Under Prosterman’s leadership, Kim learned, Landesa had developed a clear and focused mission. It had formulated an elegant and rigorous strategy. It had focused diligently on scaling its impact, and not merely on increasing the size of its organization. In fact, for most of its first 20 years, it operated with an annual budget of less than $2 million. Its office during those years was a one-bedroom apartment that was so small that Prosterman and his team had to keep half of the files in the bathtub – and the other half on the stove!
So, there was Kim, staring at a description of real, live impact at scale. Prosterman became the first Kravis Prize winner, and in subsequent years other winners—Pratham, BRAC, and Helen Keller International to name just a few—reinforced the views about mission, strategy, and scaling (among other essential topics) that Kim began to crystallize while sitting at that conference table.
In 2013, we joined forces to lead a day of peer learning with Kravis Prize winners. We pulled together our preliminary observations in a Stanford Social Innovation Review series, “Fundamentals Not Fads.”
Our perspectives on what is excellent nonprofit and philanthropic leadership have continued to be reinforced through our work in recent years with King Philanthropies as funders to nonprofit organizations with proven interventions into extreme poverty alleviation; our extensive advising of a wide range of other nonprofits in the environment, performing arts, health care; and, our teaching of future social entrepreneurs, nonprofit executives, board leaders, and philanthropists at the Stanford University Graduate School of Business. These collective experiences are what led us to synthesize our lessons learned in Engine of Impact.
We have seen many of the best nonprofit organizations—those that achieve truly high impact at scale—and understand what it takes to become one. But we have also seen the rest—the vast majority of nonprofits that, however well intentioned, are too small or too under-resourced, too unfocused or too lacking in rigor, to have real impact, much less impact at scale. Or the young, compelling social entrepreneur who “had an idea last night” to alleviate extreme poverty or solve the K-12 U.S. public education crisis—without comprehending the complexity, life commitment, rigor, and persistence that even laying a strong foundation for such an undertaking entails.
For us, it is crystal clear that Drayton and Prosterman were essential in shaping our core principles for nonprofit and philanthropic leadership. We encourage you also to take stock of the sources of your thinking, motivations, and ideals for your nonprofit and philanthropic leadership.

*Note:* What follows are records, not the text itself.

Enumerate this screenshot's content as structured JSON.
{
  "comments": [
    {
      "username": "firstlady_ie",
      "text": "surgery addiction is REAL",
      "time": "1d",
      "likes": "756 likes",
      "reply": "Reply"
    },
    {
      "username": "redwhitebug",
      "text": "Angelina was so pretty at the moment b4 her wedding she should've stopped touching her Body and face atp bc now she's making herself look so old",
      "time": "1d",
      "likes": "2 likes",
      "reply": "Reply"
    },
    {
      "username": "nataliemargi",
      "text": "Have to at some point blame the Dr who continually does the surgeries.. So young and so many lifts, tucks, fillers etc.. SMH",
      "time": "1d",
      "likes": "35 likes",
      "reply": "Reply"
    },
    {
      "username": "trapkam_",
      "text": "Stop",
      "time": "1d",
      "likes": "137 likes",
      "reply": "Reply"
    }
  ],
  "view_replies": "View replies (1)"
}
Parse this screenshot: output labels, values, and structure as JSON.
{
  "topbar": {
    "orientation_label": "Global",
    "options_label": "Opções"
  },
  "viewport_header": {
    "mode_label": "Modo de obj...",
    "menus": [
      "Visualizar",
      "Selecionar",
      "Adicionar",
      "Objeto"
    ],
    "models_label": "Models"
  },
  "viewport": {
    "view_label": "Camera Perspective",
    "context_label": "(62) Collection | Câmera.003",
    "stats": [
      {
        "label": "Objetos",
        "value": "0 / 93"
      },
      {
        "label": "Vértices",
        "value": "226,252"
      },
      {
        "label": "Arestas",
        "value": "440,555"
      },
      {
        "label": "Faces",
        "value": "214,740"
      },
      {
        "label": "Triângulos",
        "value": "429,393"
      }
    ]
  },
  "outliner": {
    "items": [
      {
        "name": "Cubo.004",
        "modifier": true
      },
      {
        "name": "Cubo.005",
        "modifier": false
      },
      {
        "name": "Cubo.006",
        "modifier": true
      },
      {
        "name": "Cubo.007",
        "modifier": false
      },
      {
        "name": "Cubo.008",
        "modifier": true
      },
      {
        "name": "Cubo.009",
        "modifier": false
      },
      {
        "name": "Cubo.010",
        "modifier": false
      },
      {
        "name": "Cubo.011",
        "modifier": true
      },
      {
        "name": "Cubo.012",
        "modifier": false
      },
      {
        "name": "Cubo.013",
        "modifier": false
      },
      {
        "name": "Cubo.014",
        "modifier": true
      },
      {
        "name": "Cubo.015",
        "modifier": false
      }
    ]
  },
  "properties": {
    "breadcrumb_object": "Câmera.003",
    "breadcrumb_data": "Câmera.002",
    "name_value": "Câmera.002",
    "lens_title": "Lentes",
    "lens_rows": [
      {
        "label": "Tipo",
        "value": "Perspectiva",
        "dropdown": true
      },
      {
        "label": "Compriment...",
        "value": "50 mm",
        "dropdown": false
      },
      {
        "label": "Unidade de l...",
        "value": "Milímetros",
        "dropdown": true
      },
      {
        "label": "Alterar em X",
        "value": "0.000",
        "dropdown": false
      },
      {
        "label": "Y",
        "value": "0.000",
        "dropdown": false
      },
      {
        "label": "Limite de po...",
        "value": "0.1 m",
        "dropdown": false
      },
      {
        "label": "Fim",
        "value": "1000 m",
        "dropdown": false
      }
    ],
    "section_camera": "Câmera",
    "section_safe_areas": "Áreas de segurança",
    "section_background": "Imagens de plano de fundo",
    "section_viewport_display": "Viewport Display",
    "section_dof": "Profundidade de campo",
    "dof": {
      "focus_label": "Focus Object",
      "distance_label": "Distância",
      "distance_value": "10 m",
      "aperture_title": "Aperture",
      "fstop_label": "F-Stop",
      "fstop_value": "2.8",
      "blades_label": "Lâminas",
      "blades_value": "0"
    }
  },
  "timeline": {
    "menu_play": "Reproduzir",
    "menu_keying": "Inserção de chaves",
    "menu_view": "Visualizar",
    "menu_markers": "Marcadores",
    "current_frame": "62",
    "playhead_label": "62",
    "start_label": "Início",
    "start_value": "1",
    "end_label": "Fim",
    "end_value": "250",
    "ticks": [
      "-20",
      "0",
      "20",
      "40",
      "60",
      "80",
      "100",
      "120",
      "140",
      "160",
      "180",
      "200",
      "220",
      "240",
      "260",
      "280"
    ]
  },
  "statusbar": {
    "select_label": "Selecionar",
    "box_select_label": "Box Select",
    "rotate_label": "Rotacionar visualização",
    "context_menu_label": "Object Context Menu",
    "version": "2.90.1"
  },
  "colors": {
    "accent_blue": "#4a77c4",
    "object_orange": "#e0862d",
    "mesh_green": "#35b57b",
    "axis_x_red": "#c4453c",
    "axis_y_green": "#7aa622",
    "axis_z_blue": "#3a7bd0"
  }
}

And then to articulate your core principles.
It’s only fair for us to go first – so, stay tuned.
Originally published in Forbes